(Extracted records)
###

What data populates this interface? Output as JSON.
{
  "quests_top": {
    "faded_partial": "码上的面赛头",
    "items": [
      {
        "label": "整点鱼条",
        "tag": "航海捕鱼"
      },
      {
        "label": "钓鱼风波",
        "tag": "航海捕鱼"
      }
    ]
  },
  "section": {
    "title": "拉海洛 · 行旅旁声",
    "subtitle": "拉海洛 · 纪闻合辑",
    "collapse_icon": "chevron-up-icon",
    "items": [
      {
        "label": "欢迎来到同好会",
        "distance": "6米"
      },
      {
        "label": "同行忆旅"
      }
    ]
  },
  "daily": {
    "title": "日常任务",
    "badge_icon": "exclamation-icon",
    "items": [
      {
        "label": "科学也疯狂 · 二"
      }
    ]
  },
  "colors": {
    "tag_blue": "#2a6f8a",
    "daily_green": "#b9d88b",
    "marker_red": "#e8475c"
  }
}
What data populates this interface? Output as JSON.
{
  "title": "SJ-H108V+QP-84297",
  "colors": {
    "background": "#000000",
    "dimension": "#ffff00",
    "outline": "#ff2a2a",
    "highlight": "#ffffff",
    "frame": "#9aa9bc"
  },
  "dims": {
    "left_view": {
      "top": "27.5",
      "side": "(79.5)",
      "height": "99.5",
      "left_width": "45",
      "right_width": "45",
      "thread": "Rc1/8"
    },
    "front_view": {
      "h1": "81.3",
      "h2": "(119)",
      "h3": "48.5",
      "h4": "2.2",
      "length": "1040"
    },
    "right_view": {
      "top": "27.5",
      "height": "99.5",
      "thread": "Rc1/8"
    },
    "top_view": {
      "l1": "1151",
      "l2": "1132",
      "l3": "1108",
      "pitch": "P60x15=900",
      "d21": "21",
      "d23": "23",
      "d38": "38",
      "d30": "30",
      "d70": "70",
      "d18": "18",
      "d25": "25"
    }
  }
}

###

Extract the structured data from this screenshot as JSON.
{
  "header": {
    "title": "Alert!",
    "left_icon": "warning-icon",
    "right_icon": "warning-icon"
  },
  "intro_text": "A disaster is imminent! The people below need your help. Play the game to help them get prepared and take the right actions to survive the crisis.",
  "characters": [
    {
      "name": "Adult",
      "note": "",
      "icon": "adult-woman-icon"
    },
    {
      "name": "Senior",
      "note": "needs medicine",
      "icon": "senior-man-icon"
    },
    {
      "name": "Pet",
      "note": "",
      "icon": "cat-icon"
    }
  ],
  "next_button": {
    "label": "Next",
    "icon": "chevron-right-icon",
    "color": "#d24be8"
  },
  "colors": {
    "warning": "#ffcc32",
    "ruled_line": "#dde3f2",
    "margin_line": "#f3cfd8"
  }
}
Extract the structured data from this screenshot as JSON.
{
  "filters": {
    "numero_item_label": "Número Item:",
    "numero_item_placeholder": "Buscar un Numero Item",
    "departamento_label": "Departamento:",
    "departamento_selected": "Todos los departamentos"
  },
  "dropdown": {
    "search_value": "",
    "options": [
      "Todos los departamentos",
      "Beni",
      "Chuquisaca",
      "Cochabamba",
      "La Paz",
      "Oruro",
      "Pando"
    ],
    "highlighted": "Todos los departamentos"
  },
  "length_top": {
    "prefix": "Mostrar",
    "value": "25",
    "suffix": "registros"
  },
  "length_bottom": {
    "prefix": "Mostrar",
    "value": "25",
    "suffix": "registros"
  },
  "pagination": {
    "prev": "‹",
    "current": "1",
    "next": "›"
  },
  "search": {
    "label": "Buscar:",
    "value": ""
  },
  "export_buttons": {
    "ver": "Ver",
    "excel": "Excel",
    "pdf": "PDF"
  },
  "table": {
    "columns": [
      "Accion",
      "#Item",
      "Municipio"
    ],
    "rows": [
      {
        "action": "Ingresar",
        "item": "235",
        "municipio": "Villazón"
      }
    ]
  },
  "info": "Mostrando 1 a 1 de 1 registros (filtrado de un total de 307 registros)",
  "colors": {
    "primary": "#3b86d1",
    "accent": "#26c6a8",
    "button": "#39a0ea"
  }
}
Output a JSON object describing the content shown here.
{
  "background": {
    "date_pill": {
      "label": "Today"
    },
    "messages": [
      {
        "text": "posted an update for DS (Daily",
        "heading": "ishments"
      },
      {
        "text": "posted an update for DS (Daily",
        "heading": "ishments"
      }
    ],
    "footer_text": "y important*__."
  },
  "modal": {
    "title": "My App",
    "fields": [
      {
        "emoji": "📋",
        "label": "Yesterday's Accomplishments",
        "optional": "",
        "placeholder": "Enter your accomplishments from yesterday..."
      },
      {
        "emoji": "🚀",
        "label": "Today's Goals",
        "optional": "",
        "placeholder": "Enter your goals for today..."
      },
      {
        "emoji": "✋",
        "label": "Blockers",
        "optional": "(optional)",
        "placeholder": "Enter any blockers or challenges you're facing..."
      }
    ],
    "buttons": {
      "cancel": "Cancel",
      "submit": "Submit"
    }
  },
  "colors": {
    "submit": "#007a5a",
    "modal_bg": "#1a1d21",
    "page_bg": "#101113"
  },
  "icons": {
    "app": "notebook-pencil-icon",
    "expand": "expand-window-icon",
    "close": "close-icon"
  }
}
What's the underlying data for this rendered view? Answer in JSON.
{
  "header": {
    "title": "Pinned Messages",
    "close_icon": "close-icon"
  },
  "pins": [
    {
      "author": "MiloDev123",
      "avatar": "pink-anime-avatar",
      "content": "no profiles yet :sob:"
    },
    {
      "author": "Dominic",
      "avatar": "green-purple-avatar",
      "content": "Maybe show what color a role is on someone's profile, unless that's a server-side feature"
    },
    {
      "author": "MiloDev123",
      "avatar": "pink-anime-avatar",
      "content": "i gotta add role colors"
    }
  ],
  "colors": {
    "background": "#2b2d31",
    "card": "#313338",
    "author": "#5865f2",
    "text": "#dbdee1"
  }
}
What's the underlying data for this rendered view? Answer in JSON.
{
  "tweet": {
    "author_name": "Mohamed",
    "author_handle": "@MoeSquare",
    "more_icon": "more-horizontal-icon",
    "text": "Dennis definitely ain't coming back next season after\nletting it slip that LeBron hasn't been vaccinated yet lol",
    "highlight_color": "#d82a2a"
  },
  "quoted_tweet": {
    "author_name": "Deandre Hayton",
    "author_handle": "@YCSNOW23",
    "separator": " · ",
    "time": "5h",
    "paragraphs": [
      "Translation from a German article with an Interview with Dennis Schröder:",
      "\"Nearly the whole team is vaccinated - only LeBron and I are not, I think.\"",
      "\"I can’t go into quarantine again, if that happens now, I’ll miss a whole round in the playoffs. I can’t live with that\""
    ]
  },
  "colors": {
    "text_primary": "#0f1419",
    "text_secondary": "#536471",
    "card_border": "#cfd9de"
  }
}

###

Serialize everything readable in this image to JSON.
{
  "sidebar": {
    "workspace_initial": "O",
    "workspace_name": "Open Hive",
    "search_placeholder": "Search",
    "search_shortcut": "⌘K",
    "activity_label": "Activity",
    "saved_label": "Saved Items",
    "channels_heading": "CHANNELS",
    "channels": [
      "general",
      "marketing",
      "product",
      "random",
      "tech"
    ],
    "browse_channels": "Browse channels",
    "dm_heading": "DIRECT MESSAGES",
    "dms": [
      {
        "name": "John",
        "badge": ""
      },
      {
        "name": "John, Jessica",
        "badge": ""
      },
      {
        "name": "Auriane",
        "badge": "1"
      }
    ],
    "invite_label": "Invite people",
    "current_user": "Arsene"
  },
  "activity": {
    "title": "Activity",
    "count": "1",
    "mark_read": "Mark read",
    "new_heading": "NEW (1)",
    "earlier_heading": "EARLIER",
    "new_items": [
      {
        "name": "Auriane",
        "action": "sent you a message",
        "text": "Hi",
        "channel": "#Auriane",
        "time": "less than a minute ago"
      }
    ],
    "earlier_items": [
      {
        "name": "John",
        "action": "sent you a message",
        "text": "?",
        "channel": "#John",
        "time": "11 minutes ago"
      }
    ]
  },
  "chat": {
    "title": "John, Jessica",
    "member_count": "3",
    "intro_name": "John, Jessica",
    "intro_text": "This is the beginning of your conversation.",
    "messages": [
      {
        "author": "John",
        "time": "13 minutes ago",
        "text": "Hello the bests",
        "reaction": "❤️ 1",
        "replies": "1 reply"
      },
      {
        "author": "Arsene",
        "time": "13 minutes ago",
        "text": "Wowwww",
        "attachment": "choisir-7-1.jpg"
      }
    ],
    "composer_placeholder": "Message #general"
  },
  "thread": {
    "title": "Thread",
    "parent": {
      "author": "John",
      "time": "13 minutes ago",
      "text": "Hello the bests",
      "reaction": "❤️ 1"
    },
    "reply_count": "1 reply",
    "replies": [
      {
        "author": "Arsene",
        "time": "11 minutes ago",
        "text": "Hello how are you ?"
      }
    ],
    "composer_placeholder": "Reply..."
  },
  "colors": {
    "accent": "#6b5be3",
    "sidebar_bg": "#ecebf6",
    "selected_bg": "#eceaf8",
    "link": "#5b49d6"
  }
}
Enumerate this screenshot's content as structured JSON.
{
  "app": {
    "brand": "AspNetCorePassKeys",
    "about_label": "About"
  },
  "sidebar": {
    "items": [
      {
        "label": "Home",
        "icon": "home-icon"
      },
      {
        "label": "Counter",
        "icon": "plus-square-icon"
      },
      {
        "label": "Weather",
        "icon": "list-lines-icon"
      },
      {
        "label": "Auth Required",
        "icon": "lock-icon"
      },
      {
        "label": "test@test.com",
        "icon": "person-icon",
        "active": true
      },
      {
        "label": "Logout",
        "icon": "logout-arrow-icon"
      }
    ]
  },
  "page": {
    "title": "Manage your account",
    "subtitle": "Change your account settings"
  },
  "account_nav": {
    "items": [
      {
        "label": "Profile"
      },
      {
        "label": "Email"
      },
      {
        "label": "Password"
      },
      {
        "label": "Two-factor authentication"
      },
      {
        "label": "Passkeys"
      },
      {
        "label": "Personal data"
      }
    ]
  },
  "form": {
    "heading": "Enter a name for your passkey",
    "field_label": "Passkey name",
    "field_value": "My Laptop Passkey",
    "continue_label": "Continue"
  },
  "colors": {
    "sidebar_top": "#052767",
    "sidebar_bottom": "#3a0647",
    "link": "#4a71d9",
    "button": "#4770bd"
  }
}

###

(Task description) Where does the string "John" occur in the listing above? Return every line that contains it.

(The answer)
        "name": "John",
        "name": "John, Jessica",
        "name": "John",
        "channel": "#John",
    "title": "John, Jessica",
    "intro_name": "John, Jessica",
        "author": "John",
      "author": "John",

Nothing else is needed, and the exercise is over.